=== Exercise directions ===
Leave the pictures out and reproduce all the entries word for word.

(Data records for software interfaces)
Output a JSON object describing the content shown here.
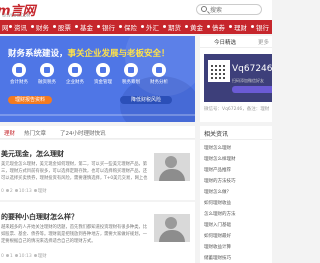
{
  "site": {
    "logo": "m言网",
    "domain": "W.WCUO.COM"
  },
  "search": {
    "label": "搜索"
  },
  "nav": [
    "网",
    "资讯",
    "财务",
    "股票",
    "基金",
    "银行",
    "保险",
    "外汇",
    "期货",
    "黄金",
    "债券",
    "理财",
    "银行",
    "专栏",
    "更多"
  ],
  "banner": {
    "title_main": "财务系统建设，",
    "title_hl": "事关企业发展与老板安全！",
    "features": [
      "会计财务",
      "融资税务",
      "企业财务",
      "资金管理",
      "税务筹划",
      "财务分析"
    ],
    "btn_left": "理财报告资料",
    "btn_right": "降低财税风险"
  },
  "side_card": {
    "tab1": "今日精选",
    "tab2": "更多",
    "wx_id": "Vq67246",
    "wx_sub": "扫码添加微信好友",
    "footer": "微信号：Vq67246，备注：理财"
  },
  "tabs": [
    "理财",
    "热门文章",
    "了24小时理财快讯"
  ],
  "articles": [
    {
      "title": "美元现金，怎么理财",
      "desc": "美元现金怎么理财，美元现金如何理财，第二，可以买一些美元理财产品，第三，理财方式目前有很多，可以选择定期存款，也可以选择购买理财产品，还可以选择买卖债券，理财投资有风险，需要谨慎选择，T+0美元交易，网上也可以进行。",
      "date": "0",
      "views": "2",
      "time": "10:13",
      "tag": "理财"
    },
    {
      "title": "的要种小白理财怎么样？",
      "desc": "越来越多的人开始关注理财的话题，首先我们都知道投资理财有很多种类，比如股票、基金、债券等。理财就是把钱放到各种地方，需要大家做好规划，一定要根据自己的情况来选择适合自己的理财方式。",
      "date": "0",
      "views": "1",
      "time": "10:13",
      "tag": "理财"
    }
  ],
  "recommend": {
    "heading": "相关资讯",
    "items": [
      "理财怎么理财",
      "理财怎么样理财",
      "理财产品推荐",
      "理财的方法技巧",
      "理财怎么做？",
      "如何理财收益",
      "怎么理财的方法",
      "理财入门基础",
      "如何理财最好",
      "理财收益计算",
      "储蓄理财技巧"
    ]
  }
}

=== Task result ===
Output a JSON object describing the content shown here.
{
  "site": {
    "logo": "m言网",
    "domain": "W.WCUO.COM"
  },
  "search": {
    "label": "搜索"
  },
  "nav": [
    "网",
    "资讯",
    "财务",
    "股票",
    "基金",
    "银行",
    "保险",
    "外汇",
    "期货",
    "黄金",
    "债券",
    "理财",
    "银行",
    "专栏",
    "更多"
  ],
  "banner": {
    "title_main": "财务系统建设，",
    "title_hl": "事关企业发展与老板安全！",
    "features": [
      "会计财务",
      "融资税务",
      "企业财务",
      "资金管理",
      "税务筹划",
      "财务分析"
    ],
    "btn_left": "理财报告资料",
    "btn_right": "降低财税风险"
  },
  "side_card": {
    "tab1": "今日精选",
    "tab2": "更多",
    "wx_id": "Vq67246",
    "wx_sub": "扫码添加微信好友",
    "footer": "微信号：Vq67246，备注：理财"
  },
  "tabs": [
    "理财",
    "热门文章",
    "了24小时理财快讯"
  ],
  "articles": [
    {
      "title": "美元现金，怎么理财",
      "desc": "美元现金怎么理财，美元现金如何理财，第二，可以买一些美元理财产品，第三，理财方式目前有很多，可以选择定期存款，也可以选择购买理财产品，还可以选择买卖债券，理财投资有风险，需要谨慎选择，T+0美元交易，网上也可以进行。",
      "date": "0",
      "views": "2",
      "time": "10:13",
      "tag": "理财"
    },
    {
      "title": "的要种小白理财怎么样？",
      "desc": "越来越多的人开始关注理财的话题，首先我们都知道投资理财有很多种类，比如股票、基金、债券等。理财就是把钱放到各种地方，需要大家做好规划，一定要根据自己的情况来选择适合自己的理财方式。",
      "date": "0",
      "views": "1",
      "time": "10:13",
      "tag": "理财"
    }
  ],
  "recommend": {
    "heading": "相关资讯",
    "items": [
      "理财怎么理财",
      "理财怎么样理财",
      "理财产品推荐",
      "理财的方法技巧",
      "理财怎么做？",
      "如何理财收益",
      "怎么理财的方法",
      "理财入门基础",
      "如何理财最好",
      "理财收益计算",
      "储蓄理财技巧"
    ]
  }
}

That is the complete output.